What is it about the turning of the clock that makes us want to change ourselves? Well, perhaps not “change,” but improve or enhance. I think it must be the feeling of “starting fresh.” Like all dieters tend to do by starting their diet on a Monday rather than, say, a Wednesday.
I am a failure at resolutions. I’m not being self-deprecating. This is a fact. I know this because I recorded my 2011 New Year’s Resolutions here on the blog. These resolutions weren’t even newly professed — they were things that I had committed to doing in 2010 already during the year and still hadn’t managed to succeed at. (This is certainly a downside of keeping a public weblog — your successes and failures are out in the open for all to read.)
At the risk of doing “an Oprah” and outing myself for losing weight only to gain it again, this is exactly what I did in 2012. In January 2012, I started recording my food using an online tool called My Fitness Pal. Two of my friends have had amazing success at losing weight and keeping it off and they use this tool on a daily basis — even when they’re on holiday. So I decided to give it a try. By June, I had lost almost 20 lbs. I let things slide in the summer and now, in January 2013, I sit back at the same weight I started from. As you can imagine, it makes me wonder why I bothered in the first place.
And yet, I still feel the compulsion to make resolutions for the year ahead. While they are not weight-specific, I do need to adopt — and keep — a more active lifestyle. I am far too sedentary, and it will slowly kill me. Research has found that those who sit all day have:
- 147% increase risk of heart attack or stroke;
- 112% increase in risk of developing diabetes; and a
- 49% greater risk of premature mortality.

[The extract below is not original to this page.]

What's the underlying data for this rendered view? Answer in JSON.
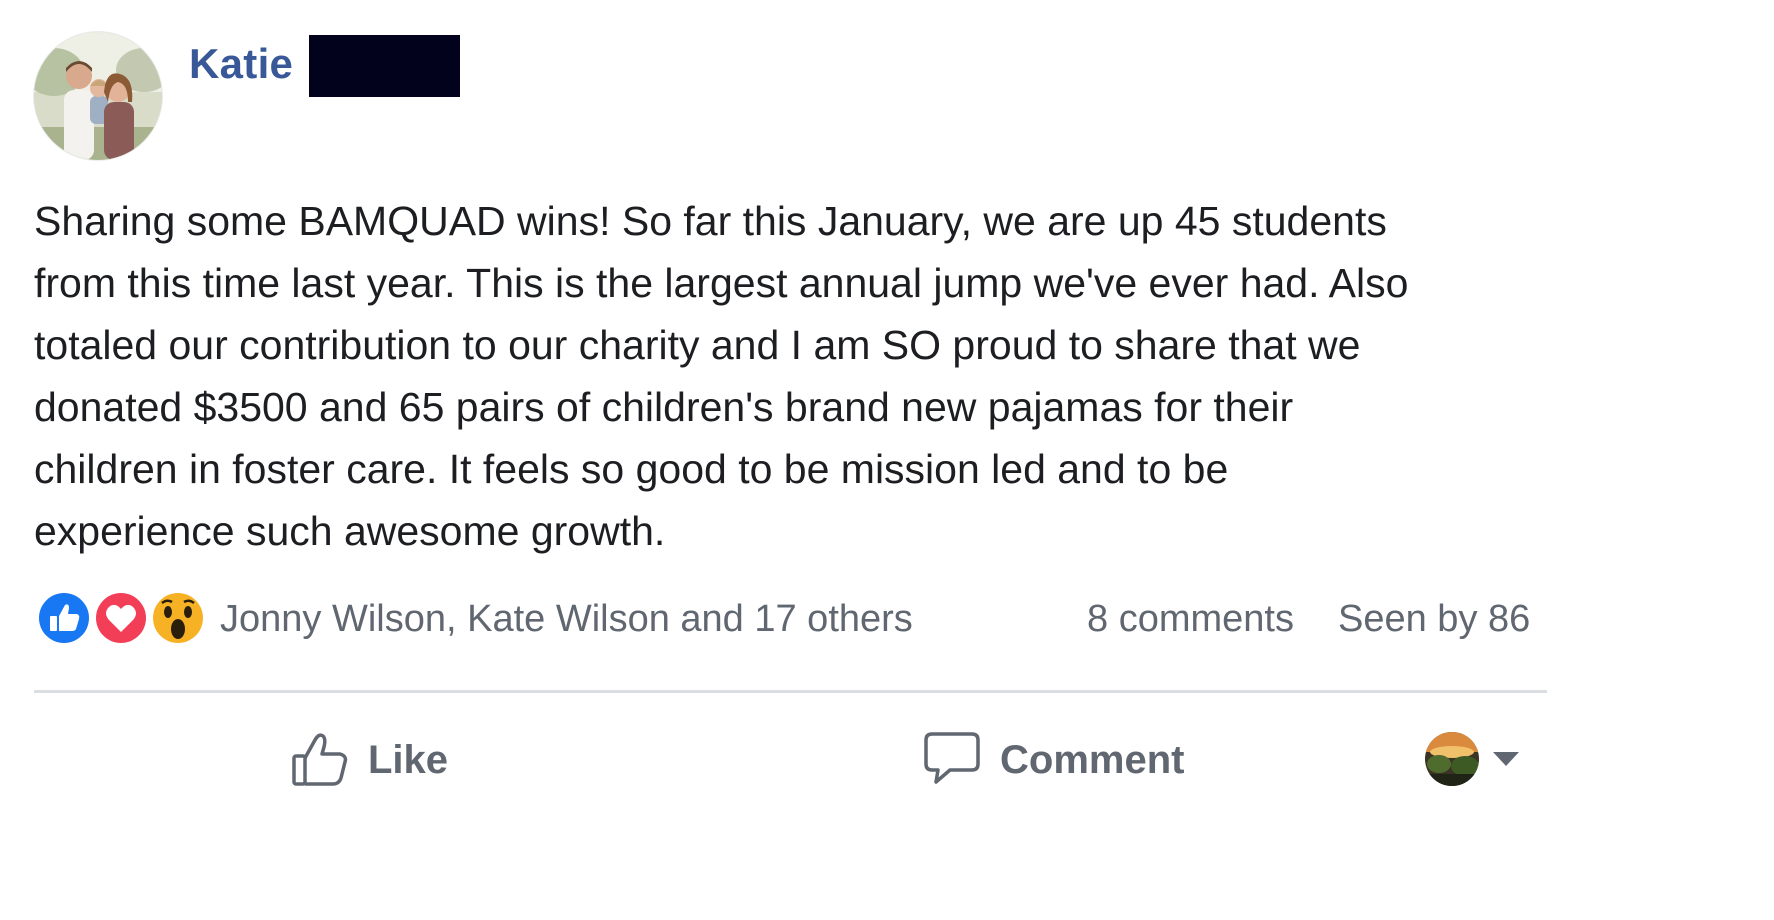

Why do I say “need”? Because I need to do what I can to be there for my kids’ futures and I need to ensure that I am not taking my health for granted when people close to me have had theirs ripped out of their hands against their will. Hubby is feeling this exact same need. He leads an extremely active lifestyle, so his resolution is different than mine but it is related to preserving our health and not taking it for granted.
In reading this article today in the Harvard Business Review, I again questioned whether I should pronounce a specific goal. The author recommends instead that we should adopt “an area of focus.” So as example, a goal would be to run a marathon this year, whereas an area of focus would be to focus on dramatically increasing my level of cardio-fitness. In the first instance, I might meet the goal but to the detriment of knees because I am so focused on the specific task at hand.
And yet, despite the evidence that I do not succeed at meeting new year’s resolutions and the points raised in the HBR article, I still feel a compulsion to have a specific, tangible goal to strive for. Why, I’m not sure. But I’m going to do it anyhow and it is going to be just one goal.
2013 New Year’s Resolution Goal:
To take 8,000 – 10,000 steps each day
For sedentary adults like myself, it is sometimes recommended to increase your steps by 2,000 to 2,500 steps a day. That would mean that I would be striving for 5,000 to 6,500 steps a day. But other recommendations use the magic “10,000” number. Although I am sedentary, I am in good health and know that I can do 10,000 a day when I put attention towards it. So I think the 8 to 10k is a reasonable goal that can help me form a habit and will result in greater health.
In another post, I will go through the steps I’m taking to integrate this goal into my daily life. If you’d like to join me, I’ve love company!
Happy 2013 to each of you. May it be a year full of laughter and love — and great health!